Secret to long life: Eat well

Friday April 12 2013


You are what you eat. Unlike in the past, these words have become common in our day-to-day communication, because of how unhealthy people have become in the modern day.

When I was growing up, a chubby child or an adult was said to be the healthiest of the lot but it is no longer the case today because of the health effects of being overweight.

When you go to a restaurant, especially during lunch hours, try to observe how much and what people serve. You will be surprised what a pile one person eats.

Most of the time, three-quarters of the plate is full of unhealthy foods like red meat and French fries.

Healthy eating is all about balance. When the right types of food are served in balanced amounts, it can help you control weight while lowering the risk of chronic diseases.

A balanced diet is especially important if you want to lead a healthy lifestyle. Proper portions of carbohydrates, proteins, and other nutrients can help you manage your health and avoid complications.

One simple way is to know how to balance your plate. Nutritionists’ advise that filling half of your plate with non-starchy vegetables such as greens, broccoli, carrots, and French beans is the first step to eating right.

Serving food

When serving food, start by filling half your plate with vegetables. Fill half of the remaining space with starchy, carbohydrate-rich foods such as green bananas, bread, rice, potatoes, or beans.

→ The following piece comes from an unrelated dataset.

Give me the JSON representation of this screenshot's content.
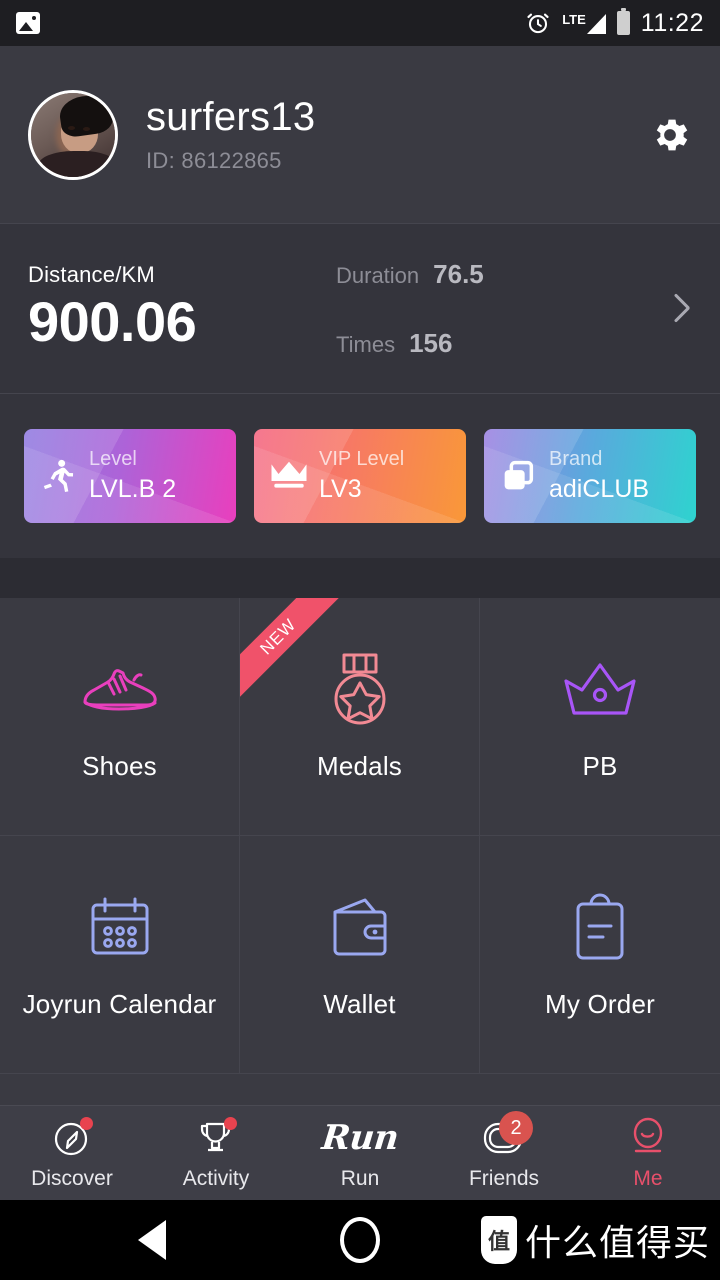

The remaining space, about one quarter of the total plate is the spot for protein-rich food such as red meat and chicken.

Have a bowl of fruit and a glass of milk on the side, and you will have eaten a complete, balanced meal. Balancing your plate is a great first step toward a healthier diet.


A balanced diet keeps diseases at bay. When you eat balanced diet, you will protect yourself from chronic diseases among them diabetes, heart disease and cancer.


Many a time people associate obesity with overeating. However, being overweight can be a result of poor eating habits.
The wrong kind of foods end up being deposited as fat in the body.

Meeting your nutritional needs

Your daily food intake should include grain, fruit, milk, yoghurt or other low fat dairy products like cheese, vegetables, beans, oils and protein.

Healthy menu

Breakfast: Whole wheat bread, cereals, milk, fruit, low fat cheese and boiled eggs.

Lunch: Vegetables, rice, beans, boiled potatoes, a bowl of fruits, chicken/meat and fresh juice

Dinner: A bowl of mixed vegetables and whole wheat bread can serve as dinner to avoid feeling bloated at night.